→ HOW TO COMPLETE THIS TASK
Print out the data below in full and exactly, skipping the pictures.

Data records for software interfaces
Segment Open

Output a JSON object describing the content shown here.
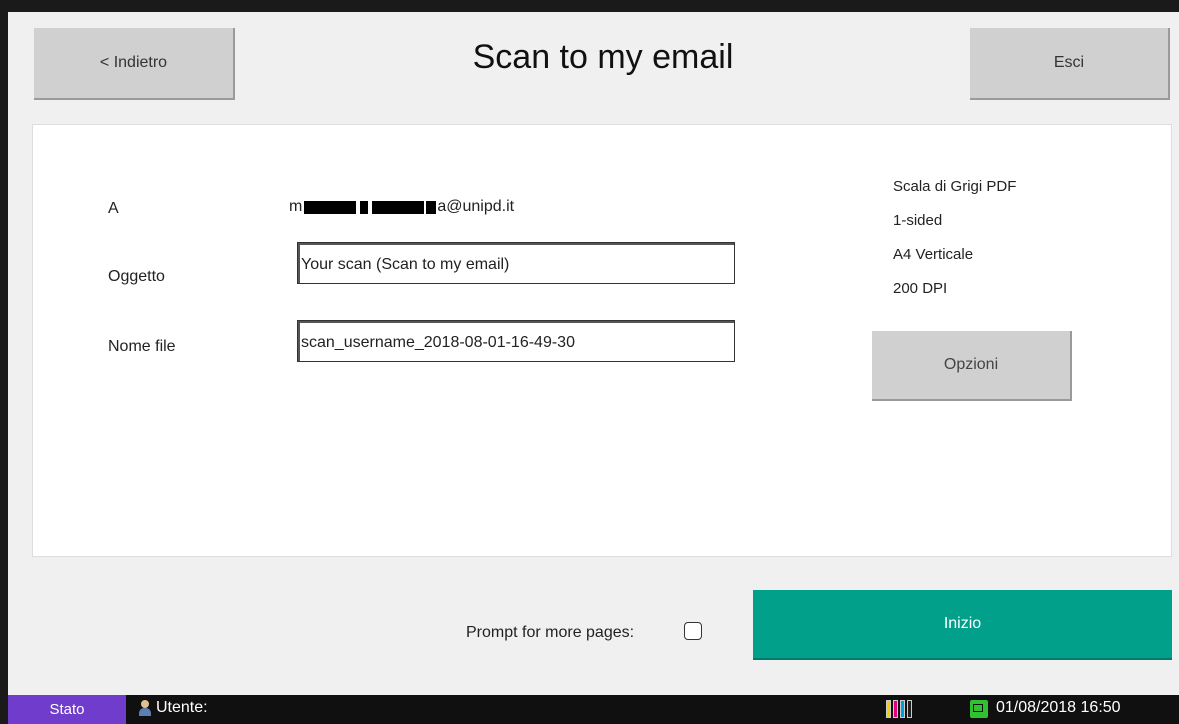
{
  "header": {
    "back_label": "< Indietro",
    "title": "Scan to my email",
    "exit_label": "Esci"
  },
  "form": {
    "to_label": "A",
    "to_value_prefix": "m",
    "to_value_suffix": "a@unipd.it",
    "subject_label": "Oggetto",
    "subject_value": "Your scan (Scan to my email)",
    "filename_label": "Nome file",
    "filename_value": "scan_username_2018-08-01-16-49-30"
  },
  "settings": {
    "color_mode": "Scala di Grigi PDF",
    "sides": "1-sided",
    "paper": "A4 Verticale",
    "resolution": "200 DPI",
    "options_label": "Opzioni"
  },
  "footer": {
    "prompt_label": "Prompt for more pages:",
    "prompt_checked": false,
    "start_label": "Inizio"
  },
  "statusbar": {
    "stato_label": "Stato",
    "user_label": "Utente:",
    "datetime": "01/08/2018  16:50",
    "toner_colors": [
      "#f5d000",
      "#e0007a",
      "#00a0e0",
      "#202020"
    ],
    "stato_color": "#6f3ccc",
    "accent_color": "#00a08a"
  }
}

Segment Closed

→ COMPLETED EXERCISE
Output a JSON object describing the content shown here.
{
  "header": {
    "back_label": "< Indietro",
    "title": "Scan to my email",
    "exit_label": "Esci"
  },
  "form": {
    "to_label": "A",
    "to_value_prefix": "m",
    "to_value_suffix": "a@unipd.it",
    "subject_label": "Oggetto",
    "subject_value": "Your scan (Scan to my email)",
    "filename_label": "Nome file",
    "filename_value": "scan_username_2018-08-01-16-49-30"
  },
  "settings": {
    "color_mode": "Scala di Grigi PDF",
    "sides": "1-sided",
    "paper": "A4 Verticale",
    "resolution": "200 DPI",
    "options_label": "Opzioni"
  },
  "footer": {
    "prompt_label": "Prompt for more pages:",
    "prompt_checked": false,
    "start_label": "Inizio"
  },
  "statusbar": {
    "stato_label": "Stato",
    "user_label": "Utente:",
    "datetime": "01/08/2018  16:50",
    "toner_colors": [
      "#f5d000",
      "#e0007a",
      "#00a0e0",
      "#202020"
    ],
    "stato_color": "#6f3ccc",
    "accent_color": "#00a08a"
  }
}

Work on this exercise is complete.